**RECORDS TO USE:**
· · · · ·

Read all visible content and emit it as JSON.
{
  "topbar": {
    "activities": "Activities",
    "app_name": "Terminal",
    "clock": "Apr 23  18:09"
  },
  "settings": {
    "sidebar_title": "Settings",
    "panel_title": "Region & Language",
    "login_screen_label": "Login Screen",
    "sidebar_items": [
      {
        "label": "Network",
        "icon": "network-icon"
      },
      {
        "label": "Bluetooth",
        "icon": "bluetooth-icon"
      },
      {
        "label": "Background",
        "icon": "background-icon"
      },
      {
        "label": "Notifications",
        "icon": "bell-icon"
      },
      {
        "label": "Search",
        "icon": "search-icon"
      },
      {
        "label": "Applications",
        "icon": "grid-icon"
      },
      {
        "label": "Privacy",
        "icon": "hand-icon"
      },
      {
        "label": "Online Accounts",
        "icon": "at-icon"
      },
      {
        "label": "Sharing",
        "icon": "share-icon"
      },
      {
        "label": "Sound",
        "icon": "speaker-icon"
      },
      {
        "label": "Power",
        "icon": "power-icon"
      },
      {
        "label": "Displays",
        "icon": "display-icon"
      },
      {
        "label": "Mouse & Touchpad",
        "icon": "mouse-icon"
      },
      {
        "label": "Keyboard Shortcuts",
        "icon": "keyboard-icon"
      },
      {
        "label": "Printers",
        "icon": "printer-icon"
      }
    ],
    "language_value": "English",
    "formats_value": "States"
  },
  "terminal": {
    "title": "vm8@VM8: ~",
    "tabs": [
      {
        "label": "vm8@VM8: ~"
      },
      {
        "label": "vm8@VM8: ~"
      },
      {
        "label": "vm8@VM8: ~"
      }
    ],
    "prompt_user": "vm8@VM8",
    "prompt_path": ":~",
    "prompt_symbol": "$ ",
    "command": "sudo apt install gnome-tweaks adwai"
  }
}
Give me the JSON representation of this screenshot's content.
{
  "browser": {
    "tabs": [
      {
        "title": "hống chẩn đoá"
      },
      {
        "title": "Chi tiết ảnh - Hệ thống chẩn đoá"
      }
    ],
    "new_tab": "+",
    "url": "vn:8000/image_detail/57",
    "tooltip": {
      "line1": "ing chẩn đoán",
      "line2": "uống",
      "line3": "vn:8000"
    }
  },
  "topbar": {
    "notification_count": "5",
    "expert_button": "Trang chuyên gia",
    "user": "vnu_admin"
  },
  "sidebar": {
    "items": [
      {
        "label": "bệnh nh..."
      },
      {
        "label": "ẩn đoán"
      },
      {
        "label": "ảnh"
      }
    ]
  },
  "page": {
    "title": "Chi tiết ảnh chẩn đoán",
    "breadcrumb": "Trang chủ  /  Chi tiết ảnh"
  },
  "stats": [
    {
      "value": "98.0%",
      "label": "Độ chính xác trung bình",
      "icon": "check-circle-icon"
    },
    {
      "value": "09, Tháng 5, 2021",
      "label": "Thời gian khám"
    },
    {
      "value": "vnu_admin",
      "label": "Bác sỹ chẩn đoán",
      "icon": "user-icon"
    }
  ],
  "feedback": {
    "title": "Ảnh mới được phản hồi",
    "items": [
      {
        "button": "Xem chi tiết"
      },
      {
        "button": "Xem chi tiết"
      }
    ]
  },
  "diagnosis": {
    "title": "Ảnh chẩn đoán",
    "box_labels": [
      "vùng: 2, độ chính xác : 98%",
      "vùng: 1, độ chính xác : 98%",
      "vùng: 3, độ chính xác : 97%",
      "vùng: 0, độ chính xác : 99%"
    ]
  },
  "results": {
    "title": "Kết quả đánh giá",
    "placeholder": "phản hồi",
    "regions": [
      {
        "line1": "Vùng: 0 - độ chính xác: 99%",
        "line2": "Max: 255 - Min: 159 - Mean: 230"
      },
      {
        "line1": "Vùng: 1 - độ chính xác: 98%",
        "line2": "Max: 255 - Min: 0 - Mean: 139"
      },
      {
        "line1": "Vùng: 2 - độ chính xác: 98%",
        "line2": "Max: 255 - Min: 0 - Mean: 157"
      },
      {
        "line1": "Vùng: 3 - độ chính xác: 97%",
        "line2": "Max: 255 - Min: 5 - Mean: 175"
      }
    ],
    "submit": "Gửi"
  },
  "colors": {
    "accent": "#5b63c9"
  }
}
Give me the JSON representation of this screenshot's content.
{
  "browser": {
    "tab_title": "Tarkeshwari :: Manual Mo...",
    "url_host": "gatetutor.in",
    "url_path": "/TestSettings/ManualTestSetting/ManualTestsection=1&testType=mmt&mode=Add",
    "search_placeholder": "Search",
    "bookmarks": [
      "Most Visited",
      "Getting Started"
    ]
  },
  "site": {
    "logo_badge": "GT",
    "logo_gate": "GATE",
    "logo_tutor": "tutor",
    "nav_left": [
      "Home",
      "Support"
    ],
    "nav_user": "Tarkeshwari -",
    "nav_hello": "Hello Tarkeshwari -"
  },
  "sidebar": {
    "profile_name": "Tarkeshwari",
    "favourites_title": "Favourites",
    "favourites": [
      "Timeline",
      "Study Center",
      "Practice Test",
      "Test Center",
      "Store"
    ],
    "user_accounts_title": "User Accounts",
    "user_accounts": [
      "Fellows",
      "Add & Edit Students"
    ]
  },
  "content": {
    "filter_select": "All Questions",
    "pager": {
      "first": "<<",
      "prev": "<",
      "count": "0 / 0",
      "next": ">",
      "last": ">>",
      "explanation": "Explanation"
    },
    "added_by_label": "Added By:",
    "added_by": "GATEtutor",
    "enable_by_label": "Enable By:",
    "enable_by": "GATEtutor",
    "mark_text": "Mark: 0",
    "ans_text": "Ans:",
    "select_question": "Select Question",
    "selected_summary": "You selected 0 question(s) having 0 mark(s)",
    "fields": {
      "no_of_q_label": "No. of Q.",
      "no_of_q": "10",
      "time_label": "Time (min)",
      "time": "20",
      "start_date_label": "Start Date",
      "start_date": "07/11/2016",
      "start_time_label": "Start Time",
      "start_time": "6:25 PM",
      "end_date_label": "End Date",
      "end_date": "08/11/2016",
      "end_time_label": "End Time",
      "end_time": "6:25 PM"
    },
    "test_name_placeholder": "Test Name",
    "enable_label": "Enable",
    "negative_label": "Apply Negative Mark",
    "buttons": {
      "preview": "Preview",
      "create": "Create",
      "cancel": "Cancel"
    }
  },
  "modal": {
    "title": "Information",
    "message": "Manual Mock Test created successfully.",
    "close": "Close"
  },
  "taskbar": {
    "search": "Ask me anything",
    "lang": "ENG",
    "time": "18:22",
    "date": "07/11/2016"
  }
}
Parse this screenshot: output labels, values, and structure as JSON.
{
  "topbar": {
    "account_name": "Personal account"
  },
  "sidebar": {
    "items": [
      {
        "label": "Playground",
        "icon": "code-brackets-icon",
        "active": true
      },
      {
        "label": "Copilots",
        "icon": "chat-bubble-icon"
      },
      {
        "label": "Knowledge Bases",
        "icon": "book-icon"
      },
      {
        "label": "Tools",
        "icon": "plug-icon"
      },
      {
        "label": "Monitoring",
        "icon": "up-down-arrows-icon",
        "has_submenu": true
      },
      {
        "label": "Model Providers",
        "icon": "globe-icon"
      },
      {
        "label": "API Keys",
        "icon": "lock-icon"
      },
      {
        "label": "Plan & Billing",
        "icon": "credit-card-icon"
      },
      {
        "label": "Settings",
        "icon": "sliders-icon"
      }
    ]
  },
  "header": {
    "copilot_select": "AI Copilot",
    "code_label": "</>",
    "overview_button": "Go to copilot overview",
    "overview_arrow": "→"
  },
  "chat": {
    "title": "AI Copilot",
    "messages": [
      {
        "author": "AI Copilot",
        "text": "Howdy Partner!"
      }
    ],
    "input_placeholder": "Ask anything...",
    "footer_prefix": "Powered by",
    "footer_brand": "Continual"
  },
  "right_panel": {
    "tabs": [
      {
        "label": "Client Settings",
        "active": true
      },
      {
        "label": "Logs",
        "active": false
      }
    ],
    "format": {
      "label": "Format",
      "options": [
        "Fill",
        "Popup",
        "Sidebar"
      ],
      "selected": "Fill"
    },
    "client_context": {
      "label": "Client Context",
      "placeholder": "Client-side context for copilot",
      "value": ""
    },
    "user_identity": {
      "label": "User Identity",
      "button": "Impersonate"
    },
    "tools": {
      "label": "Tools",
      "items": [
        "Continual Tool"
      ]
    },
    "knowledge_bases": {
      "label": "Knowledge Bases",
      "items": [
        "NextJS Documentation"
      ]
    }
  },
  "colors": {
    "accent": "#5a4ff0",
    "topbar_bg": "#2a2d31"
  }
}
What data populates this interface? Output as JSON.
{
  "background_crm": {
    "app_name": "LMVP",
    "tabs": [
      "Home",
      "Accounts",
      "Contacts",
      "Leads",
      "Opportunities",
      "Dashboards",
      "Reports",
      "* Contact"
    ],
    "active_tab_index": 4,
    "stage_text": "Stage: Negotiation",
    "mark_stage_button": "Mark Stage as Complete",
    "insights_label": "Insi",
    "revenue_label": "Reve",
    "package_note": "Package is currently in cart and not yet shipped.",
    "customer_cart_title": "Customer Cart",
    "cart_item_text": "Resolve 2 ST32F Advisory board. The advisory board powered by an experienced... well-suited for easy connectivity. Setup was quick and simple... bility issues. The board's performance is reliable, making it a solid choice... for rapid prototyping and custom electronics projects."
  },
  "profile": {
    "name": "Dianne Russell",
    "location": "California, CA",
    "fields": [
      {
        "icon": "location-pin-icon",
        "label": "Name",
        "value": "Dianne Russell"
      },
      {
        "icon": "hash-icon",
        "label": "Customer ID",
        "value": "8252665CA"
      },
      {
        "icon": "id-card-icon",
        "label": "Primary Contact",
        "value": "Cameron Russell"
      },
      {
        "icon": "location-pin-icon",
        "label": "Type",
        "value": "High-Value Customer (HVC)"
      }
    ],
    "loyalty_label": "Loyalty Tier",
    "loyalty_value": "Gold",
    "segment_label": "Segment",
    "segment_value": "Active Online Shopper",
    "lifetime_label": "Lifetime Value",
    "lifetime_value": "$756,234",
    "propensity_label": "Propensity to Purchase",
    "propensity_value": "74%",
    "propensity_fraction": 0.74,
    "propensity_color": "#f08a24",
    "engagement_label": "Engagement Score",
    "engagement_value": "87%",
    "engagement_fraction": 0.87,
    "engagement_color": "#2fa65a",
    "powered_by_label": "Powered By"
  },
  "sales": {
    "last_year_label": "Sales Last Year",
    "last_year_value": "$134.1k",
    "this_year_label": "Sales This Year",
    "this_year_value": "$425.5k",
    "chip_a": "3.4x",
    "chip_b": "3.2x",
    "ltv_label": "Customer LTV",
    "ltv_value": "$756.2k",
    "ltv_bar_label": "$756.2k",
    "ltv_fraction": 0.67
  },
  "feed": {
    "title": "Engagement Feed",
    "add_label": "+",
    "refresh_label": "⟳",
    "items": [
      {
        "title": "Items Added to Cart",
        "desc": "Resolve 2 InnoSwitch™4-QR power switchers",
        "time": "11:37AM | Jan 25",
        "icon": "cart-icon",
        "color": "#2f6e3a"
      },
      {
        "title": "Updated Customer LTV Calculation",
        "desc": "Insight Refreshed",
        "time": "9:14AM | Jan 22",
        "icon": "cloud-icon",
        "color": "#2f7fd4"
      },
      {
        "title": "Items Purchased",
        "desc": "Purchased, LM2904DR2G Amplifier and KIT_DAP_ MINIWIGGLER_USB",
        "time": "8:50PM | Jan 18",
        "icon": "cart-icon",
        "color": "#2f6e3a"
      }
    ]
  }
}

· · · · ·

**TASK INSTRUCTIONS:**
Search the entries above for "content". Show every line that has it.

**YOUR SOLUTION:**
Read all visible content and emit it as JSON.
Give me the JSON representation of this screenshot's content.
Give me the JSON representation of this screenshot's content.
  "content": {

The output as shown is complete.